1 pound fresh egg pasta sheets (or make some from scratch)
butter to prep baking dish
3 tablespoons extra-virgin olive oil
1 teaspoon fine grain sea salt
1 teaspoon crushed red pepper flakes
1 clove garlic, chopped
1 28-ounce can crushed organic tomatoes
zest of one lemon
3 4-ounce balls of fresh mozzarella, torn up into little pieces
a handful of slivered basil (optional)
freshly grated Parmesan (optional)
Preheat your oven to 375. Start by clearing off every flat space in your kitchen, you are going to need and use all of it.
Make your sauce: Place the olive oil, salt, pepper flakes, and garlic in a pan. Dial the heat up and saute for a minute or two. Add the tomatoes and slowly bring to a simmer as well. Remove from heat, stir in the lemon zest and taste for seasoning. Add more salt if needed. Set aside.

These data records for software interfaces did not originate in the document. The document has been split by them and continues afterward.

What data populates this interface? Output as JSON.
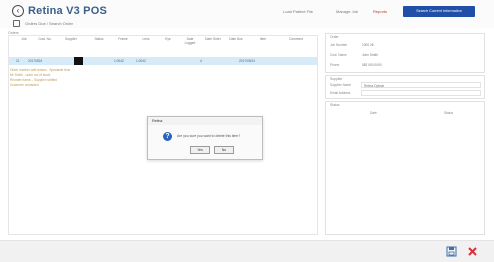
{
  "app": {
    "title": "Retina V3 POS",
    "primary_action": "Search Current Information"
  },
  "toplinks": [
    {
      "label": "Load Patient File"
    },
    {
      "label": "Manage Job"
    },
    {
      "label": "Reports"
    }
  ],
  "breadcrumb": "Orders Due / Search Order",
  "mini_label": "Orders",
  "grid": {
    "headers": [
      "Job",
      "Cust. No.",
      "Supplier",
      "Status",
      "Frame",
      "Lens",
      "Eye",
      "Date Logged",
      "Date Order",
      "Date Due",
      "Item",
      "Comment"
    ],
    "row": {
      "job": "21",
      "cust": "20170524",
      "col5": "1.0042",
      "col6": "1.0042",
      "col10": "4",
      "col11": "2017/05/24"
    },
    "notes": [
      "Order number with lenses - Spectacle lens",
      "Mr Smith - order out of stock",
      "Reorder frame – Supplier notified",
      "Customer contacted"
    ]
  },
  "right_panel": {
    "order_section": "Order",
    "order_fields": [
      {
        "label": "Job Number",
        "value": "1000 26"
      },
      {
        "label": "Cust. Name",
        "value": "John Smith"
      },
      {
        "label": "Phone",
        "value": "082 000 0000"
      }
    ],
    "supplier_section": "Supplier",
    "supplier_fields": [
      {
        "label": "Supplier Name",
        "value": "Retina Optical"
      },
      {
        "label": "Email Address",
        "value": ""
      }
    ],
    "status_section": "Status",
    "status_table_headers": [
      "Date",
      "Status"
    ]
  },
  "dialog": {
    "title": "Retina",
    "message": "Are you sure you want to delete this item?",
    "yes_label": "Yes",
    "no_label": "No"
  },
  "footer": {
    "save_icon": "save-icon",
    "close_icon": "close-icon"
  },
  "colors": {
    "accent": "#1f4fa6",
    "selected_row": "#d6ebf7",
    "close": "#d9303a"
  }
}
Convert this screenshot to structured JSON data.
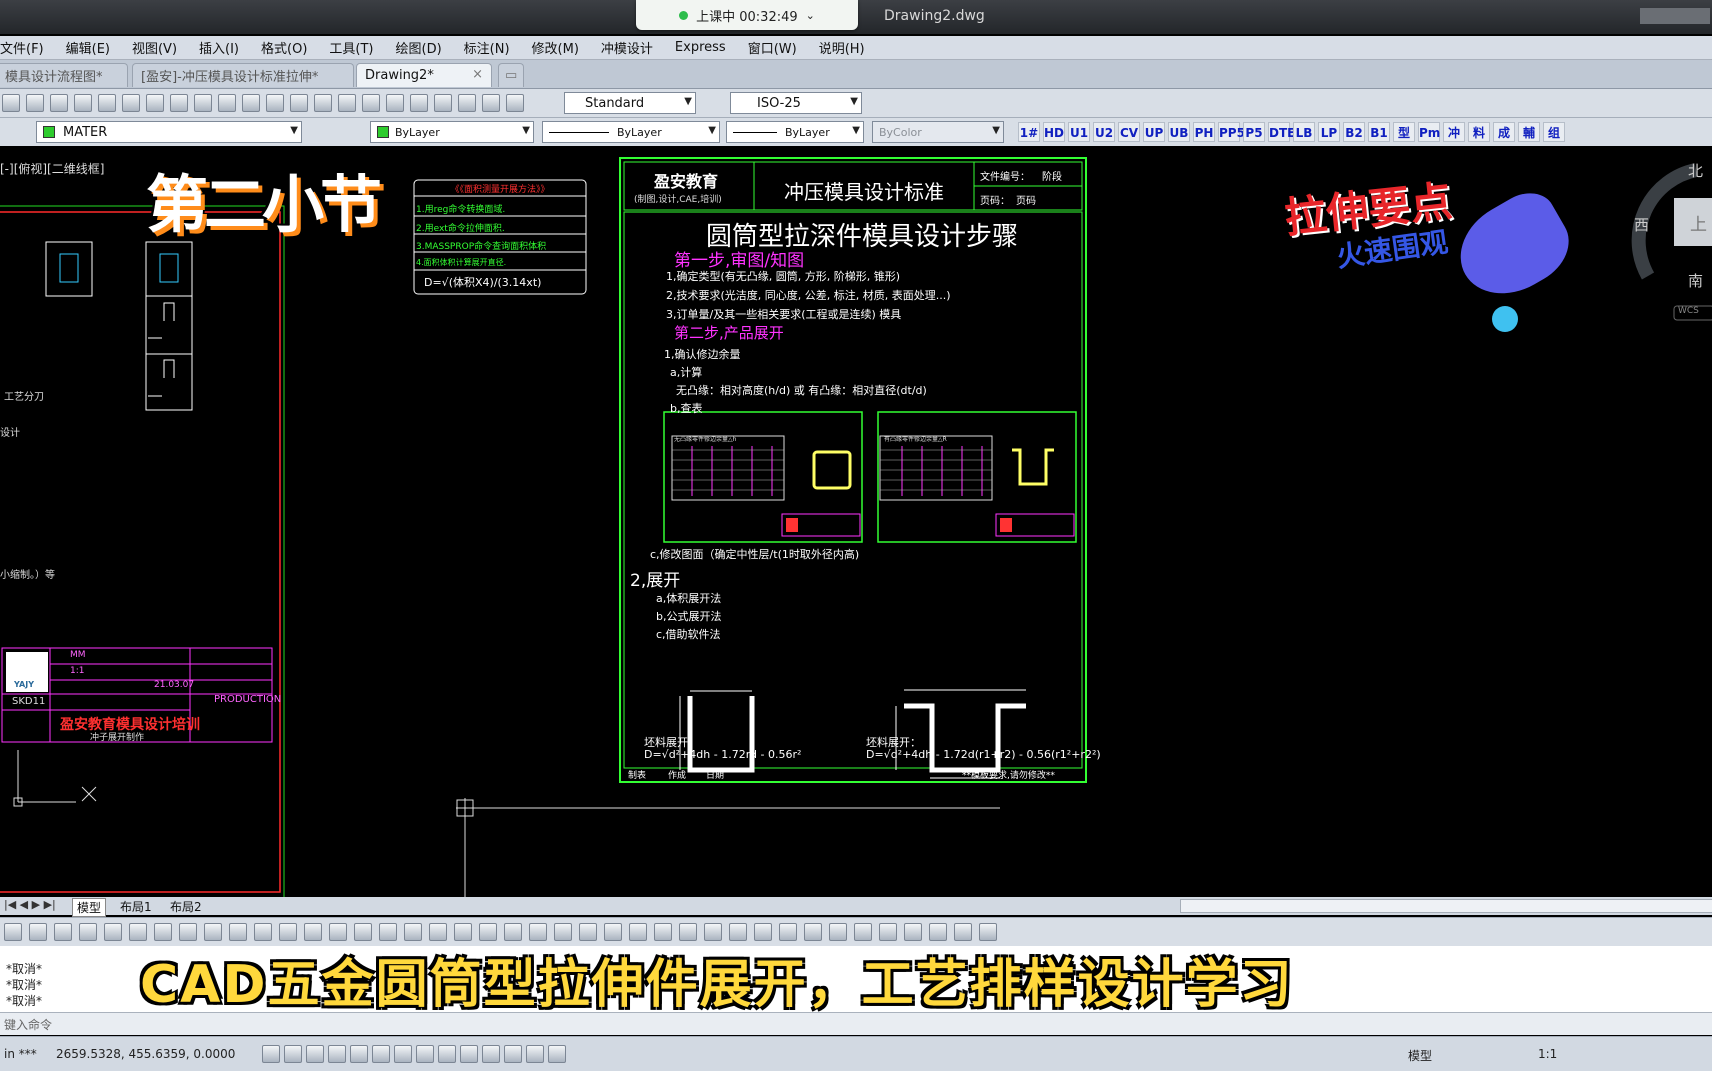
{
  "titlebar": {
    "class_status": "上课中 00:32:49",
    "document_title": "Drawing2.dwg"
  },
  "menu": [
    "文件(F)",
    "编辑(E)",
    "视图(V)",
    "插入(I)",
    "格式(O)",
    "工具(T)",
    "绘图(D)",
    "标注(N)",
    "修改(M)",
    "冲模设计",
    "Express",
    "窗口(W)",
    "说明(H)"
  ],
  "tabs": [
    {
      "label": "模具设计流程图*",
      "active": false
    },
    {
      "label": "[盈安]-冲压模具设计标准拉伸*",
      "active": false
    },
    {
      "label": "Drawing2*",
      "active": true
    }
  ],
  "toolbar": {
    "text_style": "Standard",
    "dim_style": "ISO-25",
    "layer": "MATER",
    "color": "ByLayer",
    "linetype": "ByLayer",
    "lineweight": "ByLayer",
    "plotstyle": "ByColor",
    "cad_buttons": [
      "1#",
      "HD",
      "U1",
      "U2",
      "CV",
      "UP",
      "UB",
      "PH",
      "PP5",
      "P5",
      "DTE",
      "LB",
      "LP",
      "B2",
      "B1",
      "型",
      "Pm",
      "冲",
      "料",
      "成",
      "輔",
      "组"
    ]
  },
  "overlay": {
    "section_title": "第二小节",
    "promo_line1": "拉伸要点",
    "promo_line2": "火速围观",
    "bottom_caption": "CAD五金圆筒型拉伸件展开，工艺排样设计学习"
  },
  "left_drawing": {
    "viewport_label": "[-][俯视][二维线框]",
    "side_label_1": "工艺分刀",
    "side_label_2": "设计",
    "side_label_3": "小缩制。）等",
    "titleblock_company": "盈安教育模具设计培训",
    "titleblock_sub": "冲子展开制作",
    "titleblock_production": "PRODUCTION",
    "titleblock_part": "SKD11",
    "titleblock_unit": "MM",
    "titleblock_scale": "1:1",
    "titleblock_date": "21.03.07",
    "logo_text": "YAJY"
  },
  "note_box": {
    "header": "《《面积测量开展方法》》",
    "lines": [
      "1.用reg命令转换面域.",
      "2.用ext命令拉伸面积.",
      "3.MASSPROP命令查询面积体积",
      "4.面积体积计算展开直径."
    ],
    "formula": "D=√(体积X4)/(3.14xt)"
  },
  "sheet": {
    "company": "盈安教育",
    "company_sub": "(制图,设计,CAE,培训)",
    "title": "冲压模具设计标准",
    "docno_label": "文件编号：",
    "docno_value": "阶段",
    "page_label": "页码：",
    "page_value": "页码",
    "main_title": "圆筒型拉深件模具设计步骤",
    "step1_title": "第一步,审图/知图",
    "step1_lines": [
      "1,确定类型(有无凸缘, 圆筒, 方形, 阶梯形, 锥形)",
      "2,技术要求(光洁度, 同心度, 公差, 标注, 材质, 表面处理...)",
      "3,订单量/及其一些相关要求(工程或是连续) 模具"
    ],
    "step2_title": "第二步,产品展开",
    "step2_lines": [
      "1,确认修边余量",
      "a,计算",
      "无凸缘：相对高度(h/d) 或 有凸缘：相对直径(dt/d)",
      "b,查表"
    ],
    "note_c": "c,修改图面（确定中性层/t(1时取外径内高)",
    "expand_title": "2,展开",
    "expand_lines": [
      "a,体积展开法",
      "b,公式展开法",
      "c,借助软件法"
    ],
    "formula_left_label": "坯料展开：",
    "formula_left": "D=√d²+4dh - 1.72rd - 0.56r²",
    "formula_right_label": "坯料展开：",
    "formula_right": "D=√d²+4dh - 1.72d(r1+r2) - 0.56(r1²+r2²)",
    "footer_left": [
      "制表",
      "作成",
      "日期"
    ],
    "footer_right": "**模板要求,请勿修改**",
    "table1_title": "无凸缘零件修边余量△h",
    "table2_title": "有凸缘零件修边余量△R"
  },
  "viewcube": {
    "north": "北",
    "west": "西",
    "south": "南",
    "top": "上",
    "wcs": "WCS"
  },
  "layout_tabs": [
    "模型",
    "布局1",
    "布局2"
  ],
  "command_history": [
    "*取消*",
    "*取消*",
    "*取消*"
  ],
  "command_prompt": "键入命令",
  "status": {
    "coords": "2659.5328, 455.6359, 0.0000",
    "space": "模型",
    "scale": "1:1",
    "prefix": "in ***"
  },
  "colors": {
    "sheet_border": "#33ff33",
    "magenta": "#ff33ff",
    "accent_red": "#e8262a",
    "caption_yellow": "#ffd83c"
  }
}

Fill your biggest pot full of water and bring to a boil.
Lavishly butter a deep, square baking dish. The one I use is 9x9 and 2 1/2-inches deep.
Thin out your pasta using a pasta machine. Start by cutting the big sheets into 2-inch(ish) wide ribbons. This means making 2 cuts along the sheets. This should yield you about 12 2-foot strips. Run them through the pasta machine. I go to the 8 setting, one shy of the very thinnest setting. The sheets should almost be translucent. Cut the strips into manageable rectangles roughly 4-inches in length.
Pre-cook the pasta: Fill a large bowl with cold water and a few glugs of olive oil. Place a large flour sack or cotton dish towel across one of your counters. Salt your pot of boiling water generously. Ok, now you are ready to boil off your pasta. Believe it or not, you are on the home stretch. Place a handful of the pasta rectangles into the boiling water to cook (I've found I can get away with about 20 at a time), fish them out (I use a pasta claw) after just 15-20 seconds, don't over cook. Transfer them immediately to the cold olive-oil water for a quick swim and cool-off. Remove from the cold water bath and place flat and neat on the cotton towel. It is ok for them to overlap, I don't have a problem with the sheets sticking typically. Repeat until all your pasta is boiled.
Pull it all together. Ladle a bit of the sauce into the bottom of the prepared baking dish. Cover the bottom with a layer of pasta sheets. Now a thin layer of sauce, and a bit of cheese. Go for another layer of pasta, then sauce, then pasta again, then sauce and cheese. Keep going until you've used up all the sauce and pasta. You want to finish with a layer of pasta. Top with the last of the sauce and the very last of the cheese so you have a nice cheesy top.
Bake until everything is melted and fragrant, 35 minutes or so. Let it sit for 10 minutes before serving, so everything has a chance to set up a bit. Dust with parmesan and a bit of slivered basil.
Wed, February 10, 2010 - 9:48 PM
Festive food? You mean like the upcoming Valentine's Day?
Check out the recipe for Fig Tart With Caramelized Onions, Rosemary and Stilton
located in the NY Times.
This recipe is going to get SOMEBODY laid.